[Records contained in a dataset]
....

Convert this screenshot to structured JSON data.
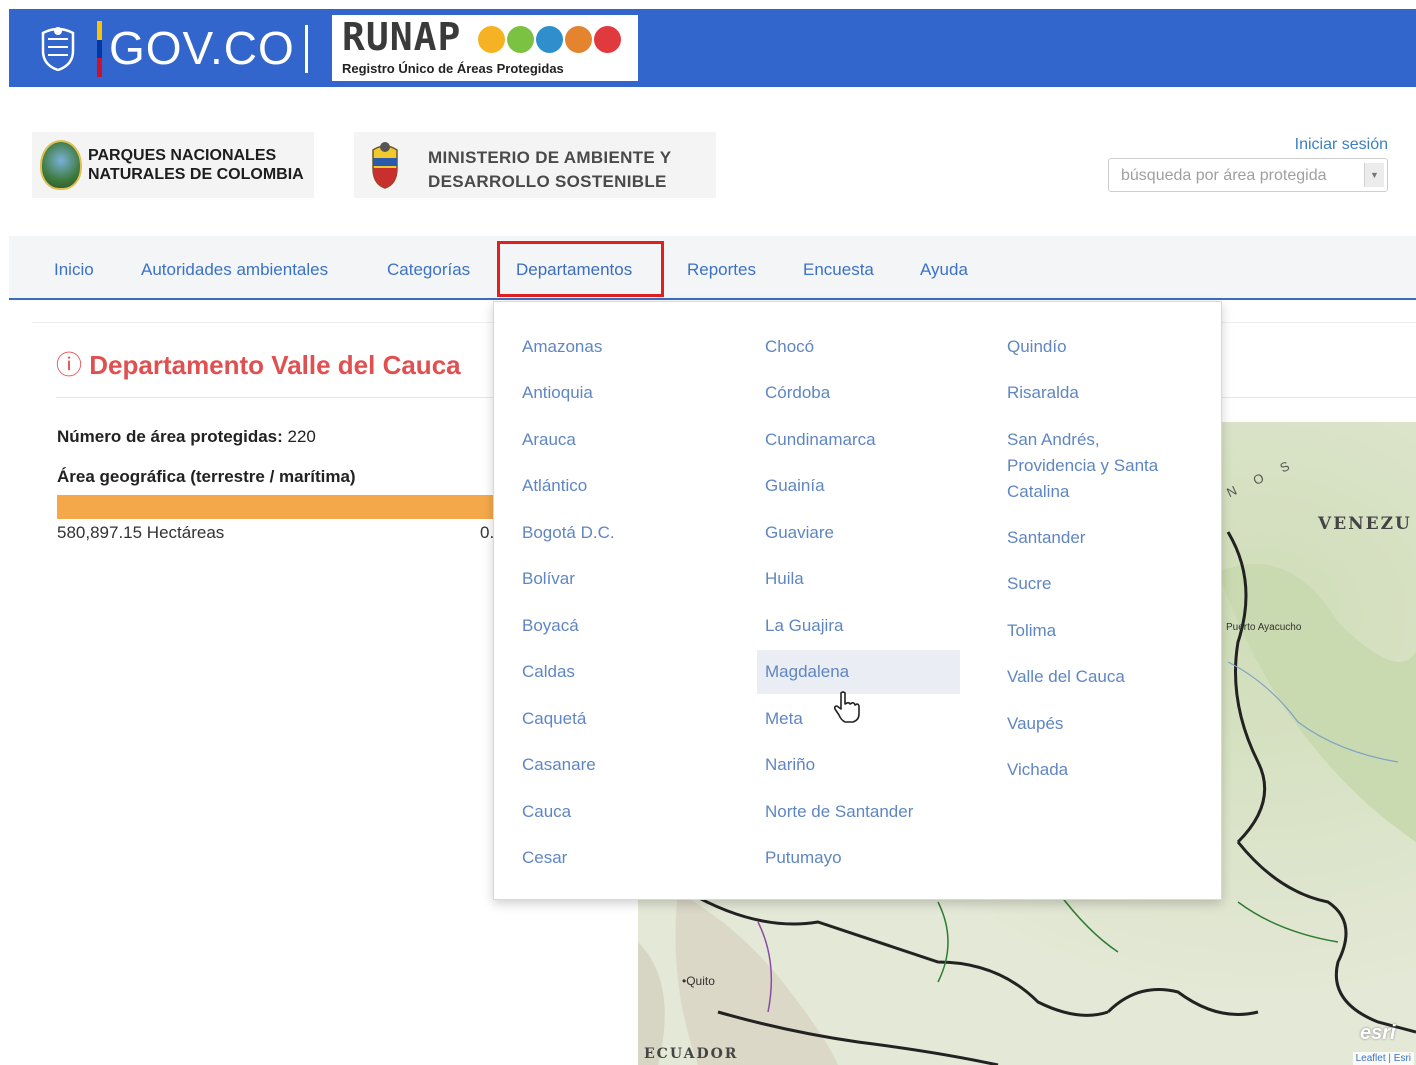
{
  "gov_bar": {
    "brand": "GOV.CO",
    "runap_title": "RUNAP",
    "runap_subtitle": "Registro Único de Áreas Protegidas",
    "colors": {
      "background": "#3366cc",
      "flag_yellow": "#f9c300",
      "flag_blue": "#0037a3",
      "flag_red": "#ce1126"
    }
  },
  "header": {
    "pnn_logo": {
      "line1": "PARQUES NACIONALES",
      "line2": "NATURALES DE COLOMBIA"
    },
    "ministry_logo": {
      "line1": "MINISTERIO DE AMBIENTE Y",
      "line2": "DESARROLLO SOSTENIBLE"
    },
    "login_link": "Iniciar sesión",
    "search_select": {
      "placeholder": "búsqueda por área protegida"
    }
  },
  "nav": {
    "items": [
      {
        "label": "Inicio"
      },
      {
        "label": "Autoridades ambientales"
      },
      {
        "label": "Categorías"
      },
      {
        "label": "Departamentos",
        "active": true
      },
      {
        "label": "Reportes"
      },
      {
        "label": "Encuesta"
      },
      {
        "label": "Ayuda"
      }
    ]
  },
  "department": {
    "title": "Departamento Valle del Cauca",
    "protected_count_label": "Número de área protegidas:",
    "protected_count_value": "220",
    "geo_area_label": "Área geográfica (terrestre / marítima)",
    "geo_area_value": "580,897.15 Hectáreas",
    "geo_area_right_fragment": "0.",
    "terrestrial_fraction": 1.0,
    "bar_color": "#f4a84a"
  },
  "departments_menu": {
    "columns": [
      [
        "Amazonas",
        "Antioquia",
        "Arauca",
        "Atlántico",
        "Bogotá D.C.",
        "Bolívar",
        "Boyacá",
        "Caldas",
        "Caquetá",
        "Casanare",
        "Cauca",
        "Cesar"
      ],
      [
        "Chocó",
        "Córdoba",
        "Cundinamarca",
        "Guainía",
        "Guaviare",
        "Huila",
        "La Guajira",
        "Magdalena",
        "Meta",
        "Nariño",
        "Norte de Santander",
        "Putumayo"
      ],
      [
        "Quindío",
        "Risaralda",
        "San Andrés, Providencia y Santa Catalina",
        "Santander",
        "Sucre",
        "Tolima",
        "Valle del Cauca",
        "Vaupés",
        "Vichada"
      ]
    ],
    "hovered": "Magdalena",
    "link_color": "#5f86c2"
  },
  "map": {
    "labels": {
      "venezuela": "VENEZU",
      "ecuador": "ECUADOR",
      "quito": "Quito",
      "puerto_ayacucho": "Puerto Ayacucho",
      "andes_fragment": "N O S",
      "attribution": "Leaflet | Esri",
      "esri": "esri"
    }
  }
}
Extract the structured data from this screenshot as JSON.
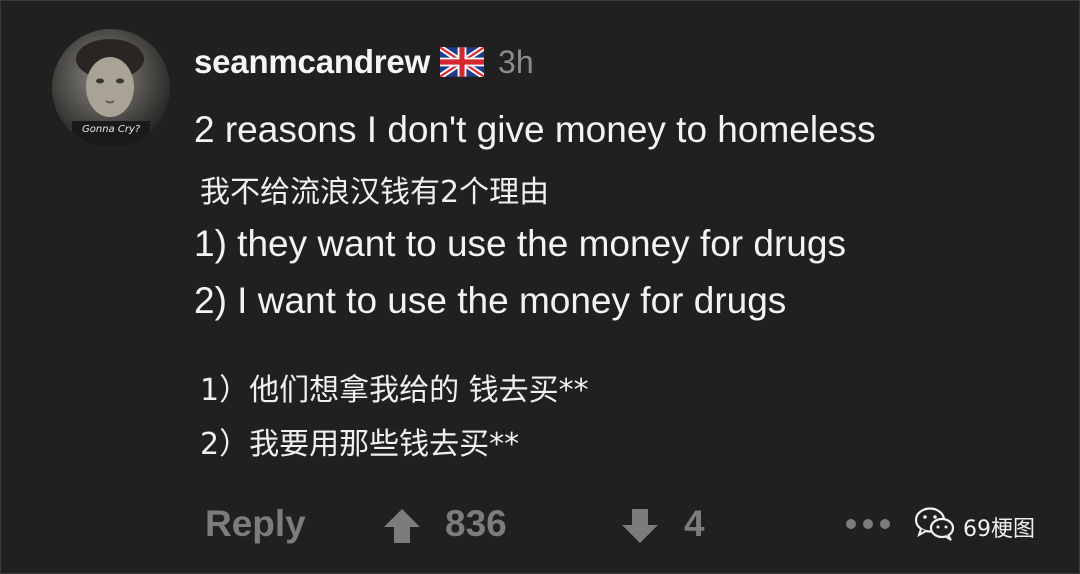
{
  "comment": {
    "username": "seanmcandrew",
    "flag_icon": "uk-flag-icon",
    "timestamp": "3h",
    "avatar_caption": "Gonna Cry?",
    "lines": [
      "2 reasons I don't give money to homeless",
      "我不给流浪汉钱有2个理由",
      "1) they want to use the money for drugs",
      "2) I want to use the money for drugs",
      "1）他们想拿我给的 钱去买**",
      "2）我要用那些钱去买**"
    ]
  },
  "actions": {
    "reply_label": "Reply",
    "upvote_icon": "arrow-up-icon",
    "upvote_count": "836",
    "downvote_icon": "arrow-down-icon",
    "downvote_count": "4",
    "more_icon": "more-dots-icon"
  },
  "watermark": {
    "icon": "wechat-icon",
    "text": "69梗图"
  },
  "colors": {
    "background": "#202020",
    "text": "#f2f2f2",
    "muted": "#7c7c7c",
    "timestamp": "#8b8b8b"
  }
}
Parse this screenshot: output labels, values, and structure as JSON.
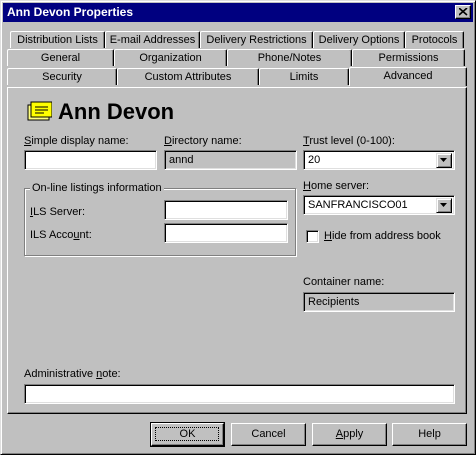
{
  "window": {
    "title": "Ann Devon Properties"
  },
  "tabs": {
    "row1": [
      "Distribution Lists",
      "E-mail Addresses",
      "Delivery Restrictions",
      "Delivery Options",
      "Protocols"
    ],
    "row2": [
      "General",
      "Organization",
      "Phone/Notes",
      "Permissions"
    ],
    "row3": [
      "Security",
      "Custom Attributes",
      "Limits",
      "Advanced"
    ],
    "active": "Advanced"
  },
  "header": {
    "display_name": "Ann Devon",
    "icon": "user-card-icon"
  },
  "fields": {
    "simple_display_name": {
      "label": "Simple display name:",
      "value": ""
    },
    "directory_name": {
      "label": "Directory name:",
      "value": "annd"
    },
    "trust_level": {
      "label": "Trust level (0-100):",
      "value": "20"
    },
    "home_server": {
      "label": "Home server:",
      "value": "SANFRANCISCO01"
    },
    "hide_from_address_book": {
      "label": "Hide from address book",
      "checked": false
    },
    "container_name": {
      "label": "Container name:",
      "value": "Recipients"
    },
    "administrative_note": {
      "label": "Administrative note:",
      "value": ""
    }
  },
  "online_listings": {
    "legend": "On-line listings information",
    "ils_server": {
      "label": "ILS Server:",
      "value": ""
    },
    "ils_account": {
      "label": "ILS Account:",
      "value": ""
    }
  },
  "buttons": {
    "ok": "OK",
    "cancel": "Cancel",
    "apply": "Apply",
    "help": "Help"
  },
  "colors": {
    "titlebar": "#000080",
    "face": "#c0c0c0"
  }
}
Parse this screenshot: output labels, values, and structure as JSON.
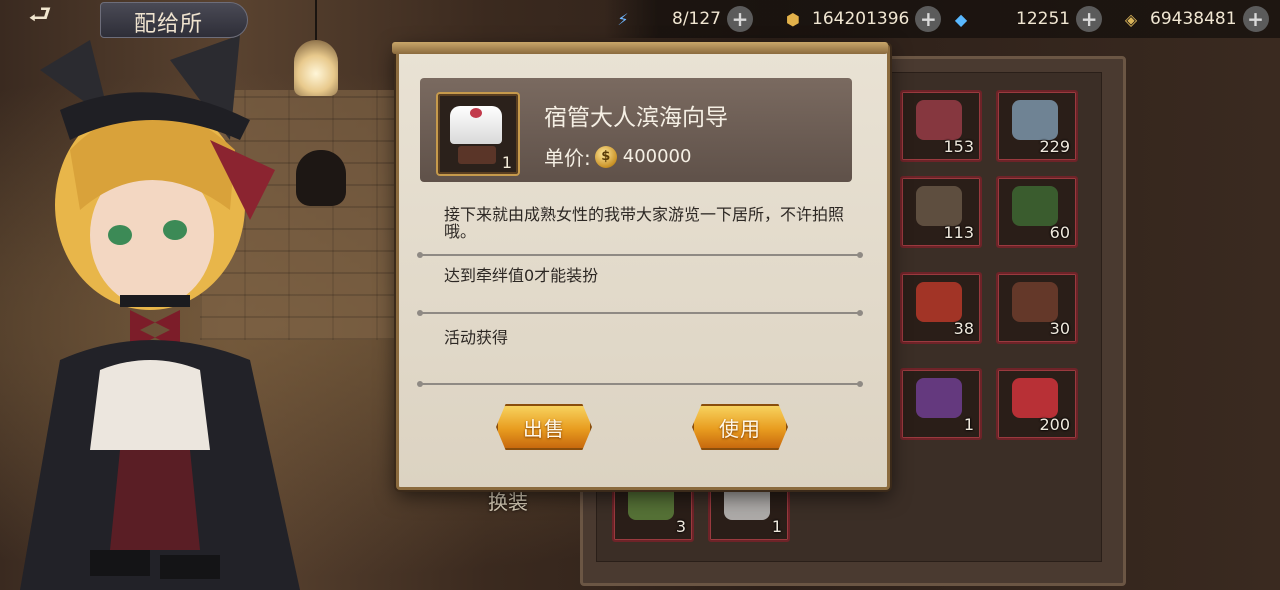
{
  "header": {
    "back_label": "⮐",
    "title": "配给所"
  },
  "resources": [
    {
      "icon": "lightning-icon",
      "value": "8/127",
      "color": "#6fb6ff"
    },
    {
      "icon": "gold-coin-icon",
      "value": "164201396",
      "color": "#e2b14a"
    },
    {
      "icon": "gem-card-icon",
      "value": "12251",
      "color": "#59b8ff"
    },
    {
      "icon": "crystal-icon",
      "value": "69438481",
      "color": "#d9b45a"
    }
  ],
  "inventory": {
    "swap_label": "换装",
    "items": [
      {
        "name": "heart-necklace",
        "count": "153",
        "color": "#c4485a"
      },
      {
        "name": "snow-globe",
        "count": "229",
        "color": "#9fc7e8"
      },
      {
        "name": "treasure-chest",
        "count": "113",
        "color": "#6b5a4a"
      },
      {
        "name": "bonsai-tree",
        "count": "60",
        "color": "#3f6b34"
      },
      {
        "name": "red-bird",
        "count": "38",
        "color": "#c0392b"
      },
      {
        "name": "lock-diary",
        "count": "30",
        "color": "#6a3b2b"
      },
      {
        "name": "purple-bag",
        "count": "1",
        "color": "#6a3c8a"
      },
      {
        "name": "red-teacup",
        "count": "200",
        "color": "#c8323a"
      },
      {
        "name": "rice-dumpling",
        "count": "3",
        "color": "#5a7a3a"
      },
      {
        "name": "white-outfit",
        "count": "1",
        "color": "#e6e6e6"
      }
    ]
  },
  "dialog": {
    "item_name": "宿管大人滨海向导",
    "item_qty": "1",
    "price_label": "单价:",
    "coin_symbol": "$",
    "price_value": "400000",
    "description": "接下来就由成熟女性的我带大家游览一下居所，不许拍照哦。",
    "requirement": "达到牵绊值0才能装扮",
    "source": "活动获得",
    "sell_label": "出售",
    "use_label": "使用"
  }
}
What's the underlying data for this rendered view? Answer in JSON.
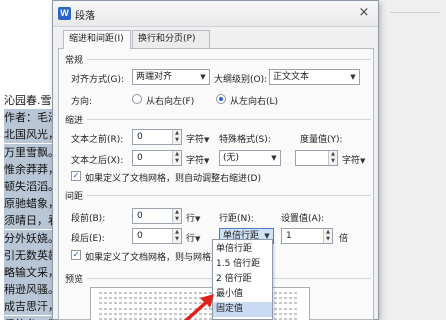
{
  "document": {
    "lines": [
      "沁园春.雪",
      "作者：毛泽",
      "北国风光，",
      "万里雪飘。",
      "惟余莽莽，",
      "顿失滔滔。",
      "原驰蜡象，",
      "须晴日，看",
      "分外妖娆。",
      "引无数英雄",
      "略输文采，",
      "稍逊风骚。",
      "成吉思汗，",
      "俱往矣，数"
    ]
  },
  "dialog": {
    "title": "段落",
    "app_icon": "W",
    "close": "×",
    "tabs": [
      {
        "label": "缩进和间距(I)",
        "active": true
      },
      {
        "label": "换行和分页(P)",
        "active": false
      }
    ],
    "general": {
      "section": "常规",
      "alignment_label": "对齐方式(G):",
      "alignment_value": "两端对齐",
      "outline_label": "大纲级别(O):",
      "outline_value": "正文文本",
      "direction_label": "方向:",
      "rtl_label": "从右向左(F)",
      "ltr_label": "从左向右(L)",
      "direction_selected": "ltr"
    },
    "indent": {
      "section": "缩进",
      "before_label": "文本之前(R):",
      "before_value": "0",
      "before_unit": "字符",
      "after_label": "文本之后(X):",
      "after_value": "0",
      "after_unit": "字符",
      "special_label": "特殊格式(S):",
      "special_value": "(无)",
      "measure_label": "度量值(Y):",
      "measure_unit": "字符",
      "grid_check_label": "如果定义了文档网格，则自动调整右缩进(D)",
      "grid_checked": true
    },
    "spacing": {
      "section": "间距",
      "before_label": "段前(B):",
      "before_value": "0",
      "before_unit": "行",
      "after_label": "段后(E):",
      "after_value": "0",
      "after_unit": "行",
      "line_label": "行距(N):",
      "line_value": "单倍行距",
      "setting_label": "设置值(A):",
      "setting_value": "1",
      "setting_unit": "倍",
      "grid_check_label": "如果定义了文档网格，则与网格对齐",
      "grid_checked": true
    },
    "line_spacing_options": [
      "单倍行距",
      "1.5 倍行距",
      "2 倍行距",
      "最小值",
      "固定值"
    ],
    "line_spacing_hover": "固定值",
    "preview": {
      "section": "预览"
    }
  },
  "colors": {
    "accent": "#2a63c6",
    "highlight": "#c9dbf3",
    "arrow": "#e0201a"
  }
}
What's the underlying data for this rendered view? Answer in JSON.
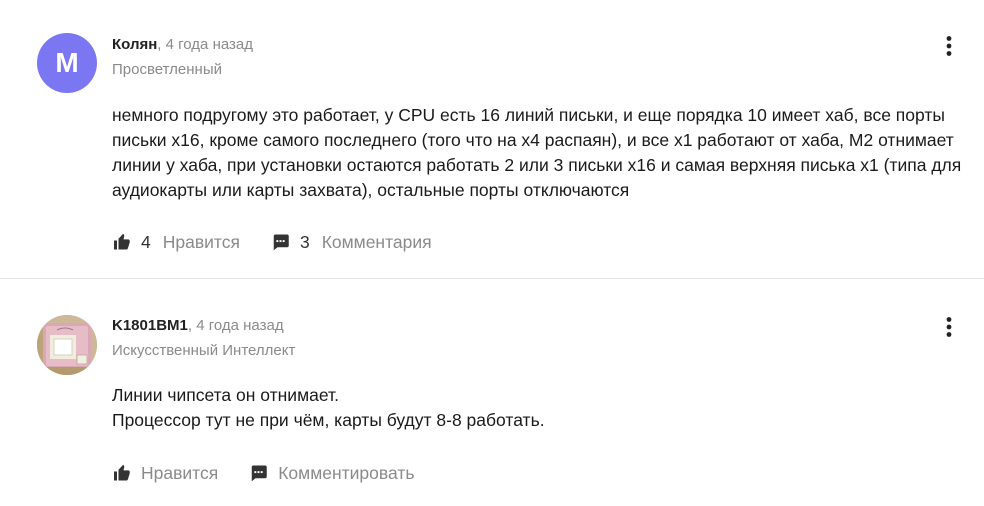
{
  "comments": [
    {
      "avatar_letter": "M",
      "avatar_color": "#7b77f2",
      "author": "Колян",
      "separator": ",",
      "time": "4 года назад",
      "status": "Просветленный",
      "text": "немного подругому это работает, у CPU есть 16 линий письки, и еще порядка 10 имеет хаб, все порты письки x16, кроме самого последнего (того что на x4 распаян), и все x1 работают от хаба, M2 отнимает линии у хаба, при установки остаются работать 2 или 3 письки x16 и самая верхняя писька x1 (типа для аудиокарты или карты захвата), остальные порты отключаются",
      "likes": "4",
      "like_label": "Нравится",
      "comments_count": "3",
      "comments_label": "Комментария",
      "menu_icon": "more-vertical-icon"
    },
    {
      "avatar_icon": "chip-photo-avatar",
      "author": "K1801BM1",
      "separator": ",",
      "time": "4 года назад",
      "status": "Искусственный Интеллект",
      "text_lines": [
        "Линии чипсета он отнимает.",
        "Процессор тут не при чём, карты будут 8-8 работать."
      ],
      "like_label": "Нравится",
      "comment_label": "Комментировать",
      "menu_icon": "more-vertical-icon"
    }
  ],
  "colors": {
    "muted_text": "#8a8a8a",
    "icon": "#333333",
    "divider": "#e6e6e6"
  }
}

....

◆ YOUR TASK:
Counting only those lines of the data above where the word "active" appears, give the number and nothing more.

◆ SOLUTION TO THE EXERCISE:
4